--- TASK STATEMENT ---
A line counts if it contains the word "true" at least once. State how many such lines the records contain, giving the number alone.
= = = = =
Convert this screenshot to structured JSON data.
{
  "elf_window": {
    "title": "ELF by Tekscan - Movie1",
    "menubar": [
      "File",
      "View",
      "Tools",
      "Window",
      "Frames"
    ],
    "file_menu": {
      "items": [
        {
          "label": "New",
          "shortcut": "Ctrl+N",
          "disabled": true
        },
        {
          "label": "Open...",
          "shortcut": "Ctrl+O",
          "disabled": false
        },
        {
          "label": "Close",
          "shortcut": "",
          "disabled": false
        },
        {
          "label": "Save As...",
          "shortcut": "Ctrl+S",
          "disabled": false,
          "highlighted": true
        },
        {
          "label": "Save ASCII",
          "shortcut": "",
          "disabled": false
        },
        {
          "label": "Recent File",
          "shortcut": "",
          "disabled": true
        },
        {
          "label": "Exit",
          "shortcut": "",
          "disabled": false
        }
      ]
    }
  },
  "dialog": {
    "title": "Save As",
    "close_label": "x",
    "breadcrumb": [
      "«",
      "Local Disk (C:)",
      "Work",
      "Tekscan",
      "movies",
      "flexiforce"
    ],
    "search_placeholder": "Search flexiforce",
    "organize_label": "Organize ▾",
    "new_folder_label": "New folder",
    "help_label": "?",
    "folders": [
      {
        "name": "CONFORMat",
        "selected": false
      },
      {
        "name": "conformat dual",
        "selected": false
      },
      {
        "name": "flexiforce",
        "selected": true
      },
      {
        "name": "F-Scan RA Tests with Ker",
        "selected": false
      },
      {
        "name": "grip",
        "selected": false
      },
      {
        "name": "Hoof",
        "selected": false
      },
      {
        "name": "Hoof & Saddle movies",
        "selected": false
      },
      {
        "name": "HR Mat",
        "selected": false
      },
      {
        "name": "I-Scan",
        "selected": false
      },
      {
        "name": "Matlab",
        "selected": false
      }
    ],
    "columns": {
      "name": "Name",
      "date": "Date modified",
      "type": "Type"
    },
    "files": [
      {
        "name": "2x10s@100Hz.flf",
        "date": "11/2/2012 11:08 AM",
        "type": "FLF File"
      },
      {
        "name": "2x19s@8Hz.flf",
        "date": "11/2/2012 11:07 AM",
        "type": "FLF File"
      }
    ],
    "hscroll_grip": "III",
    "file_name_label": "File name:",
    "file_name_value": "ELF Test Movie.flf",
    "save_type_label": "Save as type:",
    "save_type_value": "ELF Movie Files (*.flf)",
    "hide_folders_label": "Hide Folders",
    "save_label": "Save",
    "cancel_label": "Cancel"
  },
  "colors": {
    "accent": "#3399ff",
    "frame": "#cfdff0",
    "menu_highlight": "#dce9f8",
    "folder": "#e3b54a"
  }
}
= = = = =
--- RESULT FOR THIS TASK ---
4